industry is stealing our most valuable commodity and no-one’s doing anything about it
According to many of the world’s leading experts on hydroclimatology such as Dr. Upmanu Lall, director of the Columbia Water Center “If you’re looking at a world population of seven billion and four to five billion of those people live under a situation where they don’t have water for food, for generating electricity, for consumption, then we have to pay attention to it. We have to do something about it.”
The question is – are we? And if so is it enough? When we talk about water shortage in South Africa we immediately think of the drought in the Western Cape, with people shouting about how little the government and local municipalities had done in preparing for such a situation. But there’s far more to such issues than low dam levels and people taking shorter showers…
industry’s lack of responsibility
Whilst consumer awareness is important in the big picture this pales into insignificance compared to the rape of water by industry. Manufacturing plants who use tons upon tons upon tons of water daily are pumping out effluent and creating pollution on a grand scale. In municipalities such as Ekurhuleni, in the east of Johannesburg with a population of almost four million people, one of SA’s biggest manufacturing plants pumps out millions of litres of polluted water into the sewerage system each day.
Surely, they can’t be allowed to do that? On the surface and legislatively you’d be right. In 2014 amendments were put in place to the Environment Conservation Act that banned such practices, with a so-called hefty fine involved. But did this stop such behaviour? Not one bit. For an industry that has the monopoly on producing the basic ingredient for fizzy drinks and other products the consumer can’t live without, a R1m fine is just petty cash and happily paid.
According to Humberto Rodrigues, CEO of Biodx, “When this legislation came out we approached the head chemist at this Germiston plant offering to help them comply with this legislation so they could reach the specification laid down. Their reply was short: “We don’t have to do anything – who is going to come and shut us down!”

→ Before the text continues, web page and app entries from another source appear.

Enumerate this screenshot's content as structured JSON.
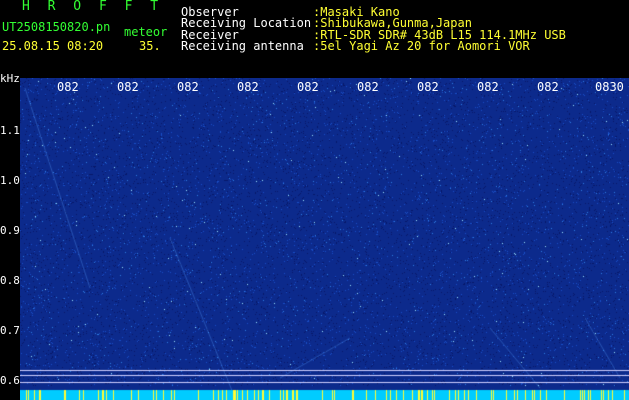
{
  "header": {
    "title": "H R O F F T",
    "file_name": "UT2508150820.pn",
    "tag": "meteor",
    "datetime": "25.08.15 08:20",
    "count": "35.",
    "fields": [
      {
        "label": "Observer",
        "value": ":Masaki Kano"
      },
      {
        "label": "Receiving Location",
        "value": ":Shibukawa,Gunma,Japan"
      },
      {
        "label": "Receiver",
        "value": ":RTL-SDR SDR# 43dB L15 114.1MHz USB"
      },
      {
        "label": "Receiving antenna",
        "value": ":5el Yagi Az 20 for Aomori VOR"
      }
    ]
  },
  "axis": {
    "unit": "kHz",
    "y_ticks": [
      {
        "label": "1.1",
        "value": 1.1
      },
      {
        "label": "1.0",
        "value": 1.0
      },
      {
        "label": "0.9",
        "value": 0.9
      },
      {
        "label": "0.8",
        "value": 0.8
      },
      {
        "label": "0.7",
        "value": 0.7
      },
      {
        "label": "0.6",
        "value": 0.6
      }
    ],
    "time_ticks": [
      "082",
      "082",
      "082",
      "082",
      "082",
      "082",
      "082",
      "082",
      "082",
      "0830"
    ]
  },
  "colors": {
    "background": "#000000",
    "spectrogram": "#0c2a8c",
    "noise_band": "#00ccff",
    "header_text": "#33ff33",
    "header_values": "#ffff33"
  }
}
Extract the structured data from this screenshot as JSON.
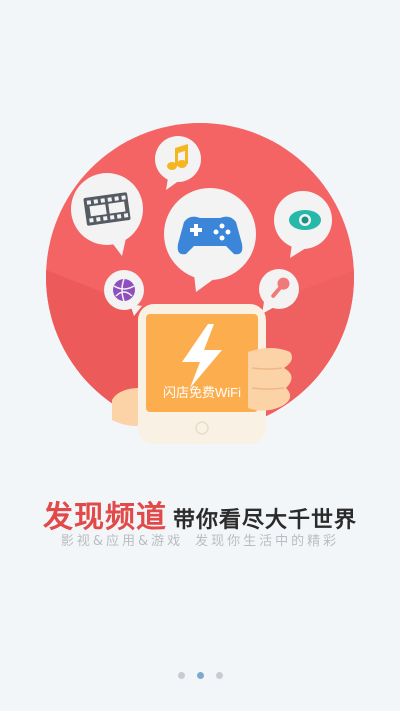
{
  "app": {
    "brand_text": "闪店免费WiFi"
  },
  "headline": {
    "accent": "发现频道",
    "rest": "带你看尽大千世界"
  },
  "subline": {
    "left": "影视&应用&游戏",
    "right": "发现你生活中的精彩"
  },
  "icons": [
    "film-strip-icon",
    "music-note-icon",
    "gamepad-icon",
    "eye-icon",
    "sports-ball-icon",
    "microphone-icon",
    "lightning-icon"
  ],
  "pager": {
    "count": 3,
    "active_index": 1
  },
  "colors": {
    "circle": "#f46464",
    "phone_body": "#f9f2e4",
    "phone_screen": "#fcae4f",
    "accent_text": "#e24a4a",
    "dot_active": "#7fa9cf",
    "dot_inactive": "#c7ccd2"
  }
}
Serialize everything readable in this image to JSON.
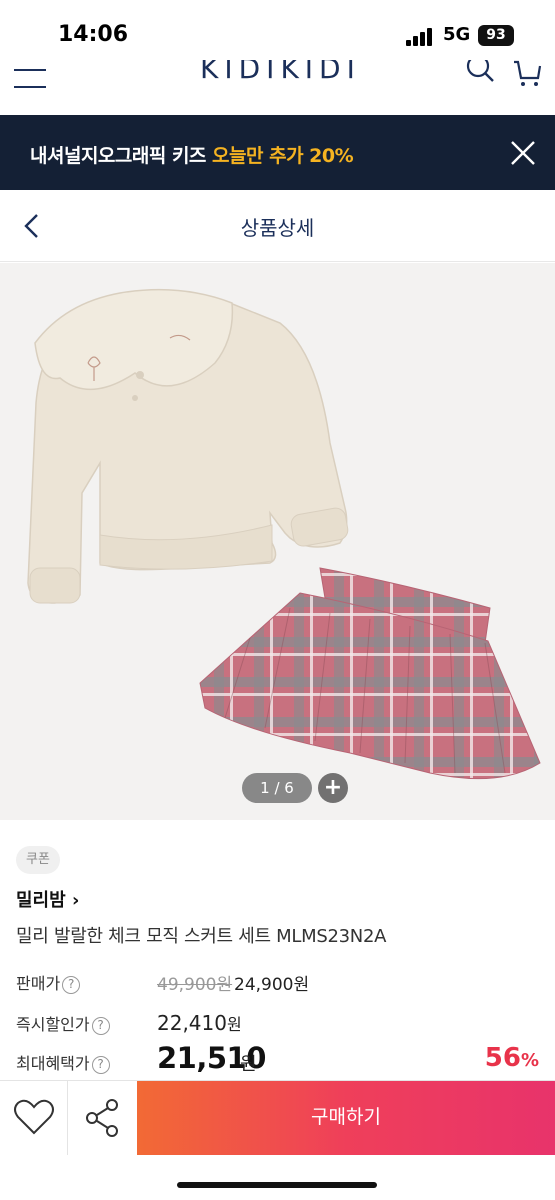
{
  "status": {
    "time": "14:06",
    "network": "5G",
    "battery": "93"
  },
  "nav": {
    "logo": "KIDIKIDI"
  },
  "banner": {
    "text_prefix": "내셔널지오그래픽 키즈 ",
    "highlight": "오늘만 추가 20%"
  },
  "header": {
    "title": "상품상세"
  },
  "gallery": {
    "pager": "1 / 6",
    "plus": "+"
  },
  "product": {
    "coupon": "쿠폰",
    "brand": "밀리밤",
    "name": "밀리 발랄한 체크 모직 스커트 세트 MLMS23N2A"
  },
  "prices": {
    "sale_label": "판매가",
    "original": "49,900원",
    "sale": "24,900원",
    "instant_label": "즉시할인가",
    "instant_value": "22,410",
    "instant_unit": "원",
    "max_label": "최대혜택가",
    "max_value": "21,510",
    "max_unit": "원",
    "discount_pct": "56",
    "discount_sym": "%"
  },
  "bottom": {
    "buy_label": "구매하기"
  },
  "colors": {
    "navy": "#142035",
    "accent": "#f5b321",
    "discount": "#e8334a",
    "buy_start": "#f26a35",
    "buy_end": "#e8336b"
  }
}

“This renders the consumer powerless and although they’re happy to climb on the bandwagon and complain when there’s no water in their taps they aren’t prepared to go without the product that’s produced by such companies.
“It’s not as though it’s an impossible dream to have clean water in cities. Around 17 years ago Western Europe’s most important waterway, the river Rhine which flows through Switzerland, Germany, France and Holland, was turned around from being a swamp of untreated industrial and domestic pollution into one of the world’s cleanest and purest rivers.”
According to Manfred Beubler, Basel’s Head of Water Quality, “We really had to get together and clean it up and keep it clean. We realised it could be the death of the Rhine otherwise.”
time for action
“It all comes down to responsibility”, explains Rodrigues. “The tipping point will be when companies become responsible and do their jobs properly. In Germany they didn’t just clean up the river Rhine but created a whole new economic sector to keep it clean. Not with chemicals but by making sure no one pollutes it. The CEO’s of companies who were dumping their waste into the river made a choice – sometimes forced and now voluntarily. In South Africa, despite the legislation being in place we’re not close to this yet.”
So where does this leave us in an escalating water crisis that’s being ignored by the only people who can really save us. Government and big business.